Segment Open

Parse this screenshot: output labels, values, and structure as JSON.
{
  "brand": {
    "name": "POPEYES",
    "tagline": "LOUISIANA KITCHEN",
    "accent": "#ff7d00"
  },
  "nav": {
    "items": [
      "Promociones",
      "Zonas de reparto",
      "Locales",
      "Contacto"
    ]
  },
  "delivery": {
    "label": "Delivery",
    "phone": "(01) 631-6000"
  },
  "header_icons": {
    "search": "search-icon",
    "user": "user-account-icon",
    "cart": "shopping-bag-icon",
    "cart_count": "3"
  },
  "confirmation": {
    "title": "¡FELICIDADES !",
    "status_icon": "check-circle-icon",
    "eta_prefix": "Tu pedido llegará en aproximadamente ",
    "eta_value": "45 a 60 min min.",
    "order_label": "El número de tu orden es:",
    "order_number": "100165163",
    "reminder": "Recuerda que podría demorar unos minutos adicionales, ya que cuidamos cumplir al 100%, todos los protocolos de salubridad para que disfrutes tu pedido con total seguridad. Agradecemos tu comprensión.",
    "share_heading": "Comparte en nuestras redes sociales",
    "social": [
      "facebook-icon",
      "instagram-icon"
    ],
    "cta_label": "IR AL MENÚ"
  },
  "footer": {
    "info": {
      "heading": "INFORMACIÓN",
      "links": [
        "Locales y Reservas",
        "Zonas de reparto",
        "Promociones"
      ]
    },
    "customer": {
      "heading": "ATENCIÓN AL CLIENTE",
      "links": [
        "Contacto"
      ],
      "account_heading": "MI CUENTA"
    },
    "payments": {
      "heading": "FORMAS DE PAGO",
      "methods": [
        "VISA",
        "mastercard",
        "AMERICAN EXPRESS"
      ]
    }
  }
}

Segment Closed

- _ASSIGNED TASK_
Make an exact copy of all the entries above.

- _REPLY_
Parse this screenshot: output labels, values, and structure as JSON.
{
  "brand": {
    "name": "POPEYES",
    "tagline": "LOUISIANA KITCHEN",
    "accent": "#ff7d00"
  },
  "nav": {
    "items": [
      "Promociones",
      "Zonas de reparto",
      "Locales",
      "Contacto"
    ]
  },
  "delivery": {
    "label": "Delivery",
    "phone": "(01) 631-6000"
  },
  "header_icons": {
    "search": "search-icon",
    "user": "user-account-icon",
    "cart": "shopping-bag-icon",
    "cart_count": "3"
  },
  "confirmation": {
    "title": "¡FELICIDADES !",
    "status_icon": "check-circle-icon",
    "eta_prefix": "Tu pedido llegará en aproximadamente ",
    "eta_value": "45 a 60 min min.",
    "order_label": "El número de tu orden es:",
    "order_number": "100165163",
    "reminder": "Recuerda que podría demorar unos minutos adicionales, ya que cuidamos cumplir al 100%, todos los protocolos de salubridad para que disfrutes tu pedido con total seguridad. Agradecemos tu comprensión.",
    "share_heading": "Comparte en nuestras redes sociales",
    "social": [
      "facebook-icon",
      "instagram-icon"
    ],
    "cta_label": "IR AL MENÚ"
  },
  "footer": {
    "info": {
      "heading": "INFORMACIÓN",
      "links": [
        "Locales y Reservas",
        "Zonas de reparto",
        "Promociones"
      ]
    },
    "customer": {
      "heading": "ATENCIÓN AL CLIENTE",
      "links": [
        "Contacto"
      ],
      "account_heading": "MI CUENTA"
    },
    "payments": {
      "heading": "FORMAS DE PAGO",
      "methods": [
        "VISA",
        "mastercard",
        "AMERICAN EXPRESS"
      ]
    }
  }
}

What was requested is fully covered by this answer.